With unemployment at an all-time low, people are careful in selecting their next employer. Workers today are said to be more confident than ever and ready to move on from their current employer. This has led to intensified efforts to create great places to work. But have we all gone too far?
According to the Wall Street Journal and the Harvard Business Review, Associates who are too engaged at work can exhibit negative trends such as burnout, cutting corners, low quality work, and uncalculated risk-taking. Ironically, all of these are symptoms that mirror the same traits of people who are actively disengaged in the workplace. The challenge seems to be that when engagement is at an all-time high and there is little regard for the Associate experience, their overall well-being can be negatively impacted.
Based on my research, I believe that if you focus on engagement without experience, over-engagement will occur. However, when engagement is coupled with experience the end result is passion, performance, and loyalty at work.
Perhaps the foremost experts on workplace engagement is the Gallup organization. They help define the levels of engagement as:
- Engaged: Associates who are loyal and psychologically committed to the organization.
- Not Engaged: Associates who might be productive, but are not psychologically
connected to their company.
- Actively Disengaged: Associates who are physically present but psychologically absent.
This formula means that narrowly focusing all of your efforts on engagement strategies can create the same symptoms you are hoping to avoid. Overly engaged Associates are said to be present, but mentally absent.
Up until now, the cure to the disease of over-engagement has been inadequate. For example, the Wall Street Journal recommended the following:
- Skip the emphasis on engagement through corporate social responsibility, which often takes place outside of an employee’s direct job description.
- Focus on engaging the unengaged rather than attempting to raise overall engagement numbers.
These suggestions are worthy of exploring further as they seem to imply that corporate social responsibility and giving back to the community only benefits the company – they do not. I believe you put yourself in a better position to succeed when you help other people do the same. Properly curated corporate responsibility experiences add value by helping develop the leader within. These curated events can develop a deepened sense of comradery and a heightened sense of well-being.
I also contend that fixating on weaknesses instead of strengths is a bad idea. Among other bodies of research, Gallup has offered us enough quantifiable data that moves us to manage anything that gets in the way of progress while focusing on what works well and is a strength. Even though we should focus on our strengths, we should never ignore a weakness. Ignoring a weakness will often lead to failure. We should manage them wisely while not dwelling on them.
A Comprehensive Approach to Impacting the Healthcare Industry
At Signature Performance, we believe in a more comprehensive approach to organizational culture. One that takes both engagement and experience data into consideration.
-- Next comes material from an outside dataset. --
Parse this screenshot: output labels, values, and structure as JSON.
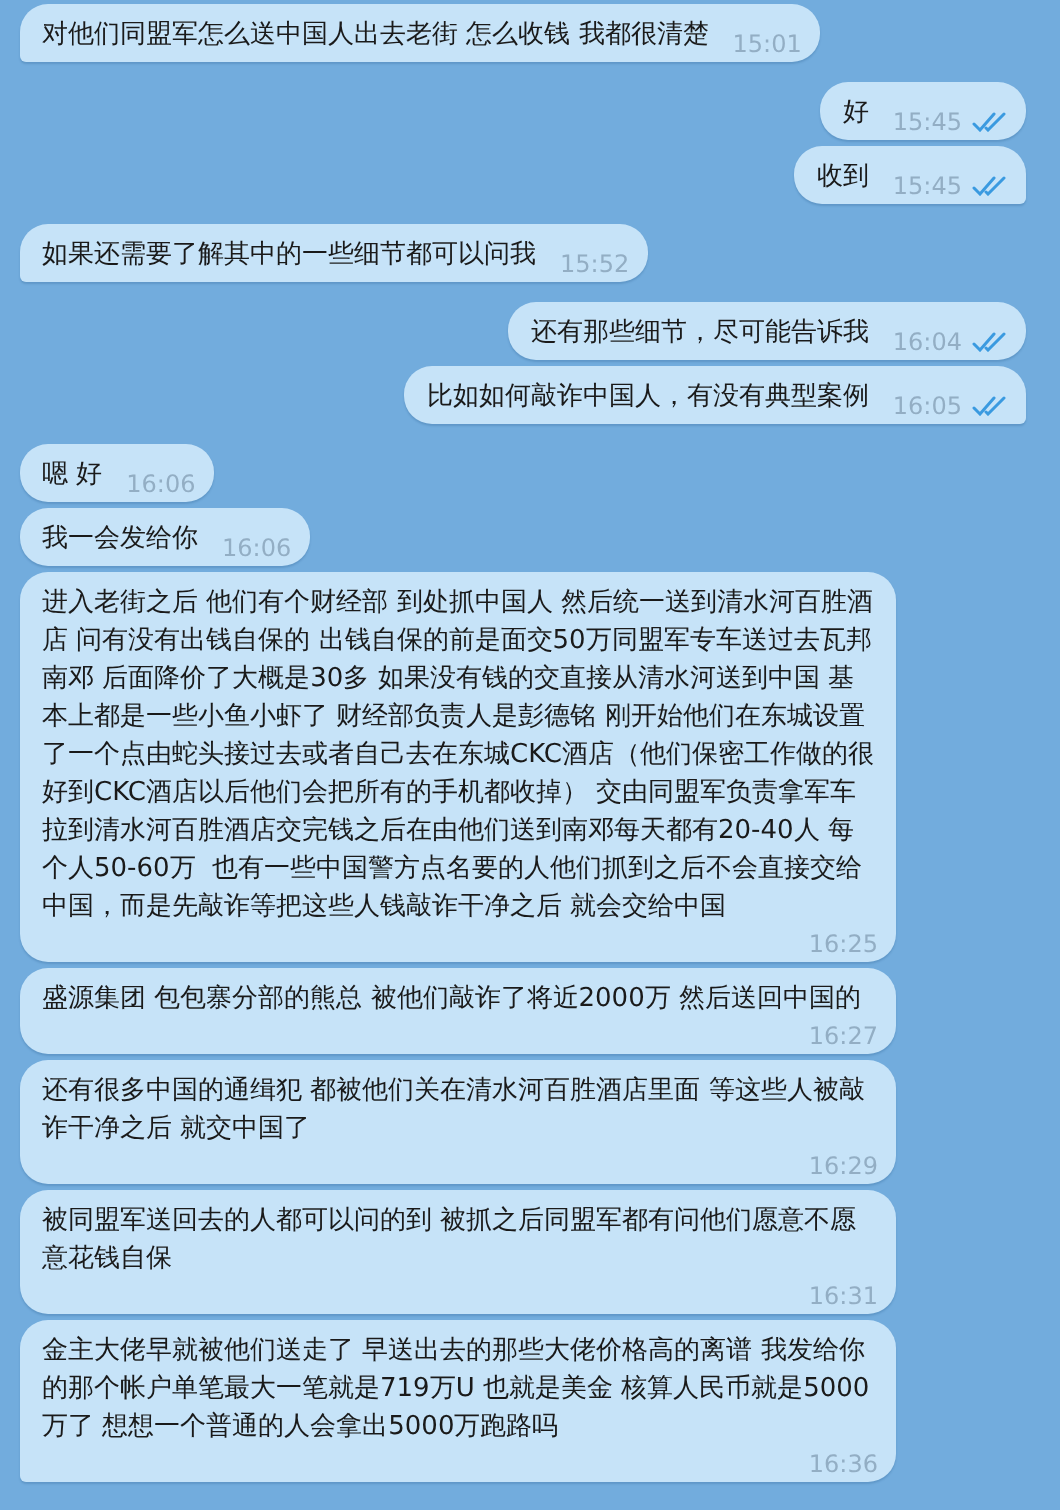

While it may be uncommon, we serve an uncommon mission to provide an Associate experience unlike anything the healthcare industry has ever known. This means that driving engagement simply to pick up the extra effort and expendable time is not enough.
Our strategy is to position every Signature Associate in a way that frees them to use their strengths every day at work while feeling connected to our mission of service in the healthcare industry. We have always been a business outcome organization knowing the value and importance to the bottom line of our work. While we may be socially responsible, our Associates gain valuable leadership experience and education by leading, not just participating in corporate social responsibility efforts.
We measure uncommon data sets to make sure we are listening to how our engagement efforts are helping to improve the Associate experience. Our strategy is to help position our people and teams for success at work and in life. After all, when we can thrive at work, we are then set free to love our entire life.
Who is Signature Performance?
Signature Performance inhabits the intersection between payer and provider, government and community, cultivating an unmatched client experience providing healthcare administrative services. Our well-rounded expertise allows Signature to evaluate issues from multiple perspectives cultivating positive financial impact by creating greater efficiency and value to our clients.
The Experience team at Signature Performance, was formed to build and broaden efforts in attracting and retaining the best talent in the healthcare industry by leading the engagement efforts and producing unmatched credibility, communications, performance opportunities, and experiences for every Associate. Our goal is to positively impact our clients’ business and ultimately the healthcare industry.
Mark Mathia is the Chief Experience Officer at Signature Performance Inc., in Omaha, NE. Mathia is also a Gallup Certified Strengths Coach. Signature Performance is an industry leader in reducing healthcare administration costs for private and public healthcare sectors. Our unmatched experience in serving both the payer and provider side of healthcare financial management allows us to implement innovative solutions for every administrative demand.